■ **HOW TO COMPLETE THIS TASK**:
Take every line of the material below that includes the string "data" and copy it out.

■ **SUPPLIED ENTRIES**:
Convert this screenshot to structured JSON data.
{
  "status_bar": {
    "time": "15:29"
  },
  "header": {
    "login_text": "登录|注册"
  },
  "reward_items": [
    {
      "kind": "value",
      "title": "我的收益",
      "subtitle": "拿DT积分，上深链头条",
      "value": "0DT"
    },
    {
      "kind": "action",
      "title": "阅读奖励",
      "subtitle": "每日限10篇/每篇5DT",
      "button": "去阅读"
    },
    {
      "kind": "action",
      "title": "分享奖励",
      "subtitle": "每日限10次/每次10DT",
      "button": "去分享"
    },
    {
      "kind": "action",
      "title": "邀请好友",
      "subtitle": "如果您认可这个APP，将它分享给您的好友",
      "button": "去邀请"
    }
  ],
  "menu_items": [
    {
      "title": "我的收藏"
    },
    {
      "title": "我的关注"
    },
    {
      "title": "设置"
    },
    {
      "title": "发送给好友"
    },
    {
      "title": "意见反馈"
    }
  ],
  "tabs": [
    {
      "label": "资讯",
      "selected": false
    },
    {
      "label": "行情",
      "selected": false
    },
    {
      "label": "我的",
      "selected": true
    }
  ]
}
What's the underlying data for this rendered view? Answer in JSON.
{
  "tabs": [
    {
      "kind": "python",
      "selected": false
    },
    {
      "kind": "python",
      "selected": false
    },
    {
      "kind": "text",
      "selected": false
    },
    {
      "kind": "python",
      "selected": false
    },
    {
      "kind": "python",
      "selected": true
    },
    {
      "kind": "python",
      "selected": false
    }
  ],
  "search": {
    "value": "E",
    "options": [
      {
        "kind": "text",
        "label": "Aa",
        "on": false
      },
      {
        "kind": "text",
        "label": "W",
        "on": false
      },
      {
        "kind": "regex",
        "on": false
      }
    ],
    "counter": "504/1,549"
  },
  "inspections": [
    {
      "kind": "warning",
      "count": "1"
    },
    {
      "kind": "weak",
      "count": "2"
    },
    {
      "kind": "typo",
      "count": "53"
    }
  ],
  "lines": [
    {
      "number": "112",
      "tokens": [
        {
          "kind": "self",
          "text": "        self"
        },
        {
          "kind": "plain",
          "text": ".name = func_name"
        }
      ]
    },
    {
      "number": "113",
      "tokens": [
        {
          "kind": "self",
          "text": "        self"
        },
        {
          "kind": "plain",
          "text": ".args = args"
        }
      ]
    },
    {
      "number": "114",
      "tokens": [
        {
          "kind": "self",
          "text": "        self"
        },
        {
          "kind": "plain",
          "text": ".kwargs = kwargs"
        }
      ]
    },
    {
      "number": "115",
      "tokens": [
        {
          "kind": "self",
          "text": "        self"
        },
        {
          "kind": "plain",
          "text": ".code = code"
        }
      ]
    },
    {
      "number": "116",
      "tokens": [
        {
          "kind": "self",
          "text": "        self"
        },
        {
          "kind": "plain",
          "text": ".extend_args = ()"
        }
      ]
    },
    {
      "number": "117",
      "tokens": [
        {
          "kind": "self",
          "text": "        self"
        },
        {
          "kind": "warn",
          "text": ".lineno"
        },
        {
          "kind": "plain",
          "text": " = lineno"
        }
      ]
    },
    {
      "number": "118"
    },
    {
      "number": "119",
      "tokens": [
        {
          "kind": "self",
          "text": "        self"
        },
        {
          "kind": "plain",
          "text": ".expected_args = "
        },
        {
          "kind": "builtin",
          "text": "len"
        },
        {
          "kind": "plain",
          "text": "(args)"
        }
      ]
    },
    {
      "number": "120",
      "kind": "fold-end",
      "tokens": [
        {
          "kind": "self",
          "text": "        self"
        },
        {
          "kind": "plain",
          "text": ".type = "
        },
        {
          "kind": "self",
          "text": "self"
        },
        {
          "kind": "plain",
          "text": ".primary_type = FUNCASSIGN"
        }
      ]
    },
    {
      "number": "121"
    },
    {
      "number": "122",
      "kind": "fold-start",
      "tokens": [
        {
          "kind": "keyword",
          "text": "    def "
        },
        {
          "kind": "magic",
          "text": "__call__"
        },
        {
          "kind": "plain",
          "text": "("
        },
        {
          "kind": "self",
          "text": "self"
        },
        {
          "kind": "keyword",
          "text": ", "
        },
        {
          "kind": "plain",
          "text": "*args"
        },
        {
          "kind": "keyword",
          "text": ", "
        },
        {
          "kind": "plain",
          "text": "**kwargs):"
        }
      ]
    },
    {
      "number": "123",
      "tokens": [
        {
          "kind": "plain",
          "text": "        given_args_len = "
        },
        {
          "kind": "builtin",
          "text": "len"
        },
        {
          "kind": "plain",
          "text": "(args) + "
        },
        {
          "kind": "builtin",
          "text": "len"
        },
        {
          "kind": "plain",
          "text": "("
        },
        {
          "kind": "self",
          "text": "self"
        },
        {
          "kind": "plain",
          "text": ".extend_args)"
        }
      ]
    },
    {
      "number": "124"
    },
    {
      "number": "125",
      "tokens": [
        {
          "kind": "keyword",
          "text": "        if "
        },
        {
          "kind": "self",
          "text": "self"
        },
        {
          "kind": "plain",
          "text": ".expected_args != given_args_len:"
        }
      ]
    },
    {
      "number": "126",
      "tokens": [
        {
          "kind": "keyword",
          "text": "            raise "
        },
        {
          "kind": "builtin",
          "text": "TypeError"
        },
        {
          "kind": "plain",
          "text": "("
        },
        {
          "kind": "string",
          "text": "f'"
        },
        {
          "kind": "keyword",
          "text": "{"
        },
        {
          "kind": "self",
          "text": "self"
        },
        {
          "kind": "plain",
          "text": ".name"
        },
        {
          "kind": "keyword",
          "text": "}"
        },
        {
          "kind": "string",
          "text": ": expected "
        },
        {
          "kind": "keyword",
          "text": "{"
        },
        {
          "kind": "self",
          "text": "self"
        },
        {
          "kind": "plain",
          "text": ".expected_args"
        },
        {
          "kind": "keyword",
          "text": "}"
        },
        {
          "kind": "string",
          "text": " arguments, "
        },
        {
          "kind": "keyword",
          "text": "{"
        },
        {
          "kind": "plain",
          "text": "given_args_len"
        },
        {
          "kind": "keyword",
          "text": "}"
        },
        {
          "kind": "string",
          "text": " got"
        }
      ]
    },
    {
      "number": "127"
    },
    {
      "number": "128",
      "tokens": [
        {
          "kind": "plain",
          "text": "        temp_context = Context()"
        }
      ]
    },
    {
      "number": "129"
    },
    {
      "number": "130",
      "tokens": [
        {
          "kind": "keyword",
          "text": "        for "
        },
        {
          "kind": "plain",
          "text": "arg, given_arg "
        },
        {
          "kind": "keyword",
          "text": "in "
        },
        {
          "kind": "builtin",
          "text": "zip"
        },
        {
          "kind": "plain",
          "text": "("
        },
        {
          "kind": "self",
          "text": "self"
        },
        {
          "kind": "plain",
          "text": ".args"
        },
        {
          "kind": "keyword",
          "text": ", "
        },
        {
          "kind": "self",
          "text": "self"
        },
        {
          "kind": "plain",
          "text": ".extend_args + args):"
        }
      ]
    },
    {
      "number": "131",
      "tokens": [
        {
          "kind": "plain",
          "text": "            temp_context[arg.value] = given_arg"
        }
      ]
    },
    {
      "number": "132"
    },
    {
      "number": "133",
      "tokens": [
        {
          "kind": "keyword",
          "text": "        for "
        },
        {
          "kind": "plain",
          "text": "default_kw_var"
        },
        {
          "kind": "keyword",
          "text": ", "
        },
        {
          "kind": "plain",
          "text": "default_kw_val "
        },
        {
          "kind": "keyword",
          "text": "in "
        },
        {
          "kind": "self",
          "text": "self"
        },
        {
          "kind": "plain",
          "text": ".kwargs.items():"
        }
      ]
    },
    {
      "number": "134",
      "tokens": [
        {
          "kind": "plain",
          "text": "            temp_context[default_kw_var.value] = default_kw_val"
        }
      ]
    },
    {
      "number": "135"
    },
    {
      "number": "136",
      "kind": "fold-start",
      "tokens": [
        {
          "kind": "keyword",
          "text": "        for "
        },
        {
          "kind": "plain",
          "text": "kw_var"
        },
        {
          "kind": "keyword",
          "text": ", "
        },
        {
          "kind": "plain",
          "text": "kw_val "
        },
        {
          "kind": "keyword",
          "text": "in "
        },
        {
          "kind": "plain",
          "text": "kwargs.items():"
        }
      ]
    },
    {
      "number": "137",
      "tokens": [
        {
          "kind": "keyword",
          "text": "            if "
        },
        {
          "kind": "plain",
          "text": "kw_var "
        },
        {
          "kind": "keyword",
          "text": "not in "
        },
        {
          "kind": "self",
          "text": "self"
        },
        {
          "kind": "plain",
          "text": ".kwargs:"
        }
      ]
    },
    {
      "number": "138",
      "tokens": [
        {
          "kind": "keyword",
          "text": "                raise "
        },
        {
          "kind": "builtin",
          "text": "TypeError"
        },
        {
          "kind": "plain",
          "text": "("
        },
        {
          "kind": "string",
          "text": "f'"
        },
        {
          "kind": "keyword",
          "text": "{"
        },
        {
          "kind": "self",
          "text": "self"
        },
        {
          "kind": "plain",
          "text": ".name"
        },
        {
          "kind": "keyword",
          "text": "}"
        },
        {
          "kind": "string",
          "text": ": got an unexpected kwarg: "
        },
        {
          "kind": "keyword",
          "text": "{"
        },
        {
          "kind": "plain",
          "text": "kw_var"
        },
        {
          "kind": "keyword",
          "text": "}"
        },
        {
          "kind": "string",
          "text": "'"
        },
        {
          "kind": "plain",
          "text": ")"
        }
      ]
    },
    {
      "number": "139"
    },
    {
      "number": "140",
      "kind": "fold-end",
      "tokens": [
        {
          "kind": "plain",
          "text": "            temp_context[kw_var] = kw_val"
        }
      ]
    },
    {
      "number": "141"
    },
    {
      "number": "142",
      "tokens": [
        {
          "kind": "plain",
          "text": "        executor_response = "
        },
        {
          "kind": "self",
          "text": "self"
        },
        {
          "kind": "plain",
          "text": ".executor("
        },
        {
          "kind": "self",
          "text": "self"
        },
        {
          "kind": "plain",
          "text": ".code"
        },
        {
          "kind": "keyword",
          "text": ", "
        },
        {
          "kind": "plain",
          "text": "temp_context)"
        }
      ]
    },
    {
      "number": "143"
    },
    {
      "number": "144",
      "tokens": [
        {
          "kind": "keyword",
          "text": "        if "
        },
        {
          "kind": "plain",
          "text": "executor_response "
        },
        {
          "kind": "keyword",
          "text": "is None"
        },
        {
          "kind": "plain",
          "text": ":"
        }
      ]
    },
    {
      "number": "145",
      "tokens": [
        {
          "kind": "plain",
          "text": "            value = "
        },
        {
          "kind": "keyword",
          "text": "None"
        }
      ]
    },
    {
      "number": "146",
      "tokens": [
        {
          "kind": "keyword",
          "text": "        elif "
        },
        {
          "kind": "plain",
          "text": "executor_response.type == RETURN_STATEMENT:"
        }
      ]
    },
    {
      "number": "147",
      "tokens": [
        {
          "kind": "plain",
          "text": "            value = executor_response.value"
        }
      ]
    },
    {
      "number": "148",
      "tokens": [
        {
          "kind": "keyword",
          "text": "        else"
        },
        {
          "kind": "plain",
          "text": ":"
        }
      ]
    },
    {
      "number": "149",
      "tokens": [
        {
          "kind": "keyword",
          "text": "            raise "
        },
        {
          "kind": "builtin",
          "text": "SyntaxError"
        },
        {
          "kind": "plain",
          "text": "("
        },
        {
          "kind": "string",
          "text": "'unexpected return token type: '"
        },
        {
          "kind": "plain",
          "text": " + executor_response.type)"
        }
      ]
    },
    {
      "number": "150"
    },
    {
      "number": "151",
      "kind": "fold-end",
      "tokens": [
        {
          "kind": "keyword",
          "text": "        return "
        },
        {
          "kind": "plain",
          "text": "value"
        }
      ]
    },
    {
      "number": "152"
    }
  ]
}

■ **ANSWER TO THIS EXERCISE**:
Convert this screenshot to structured JSON data.
What's the underlying data for this rendered view? Answer in JSON.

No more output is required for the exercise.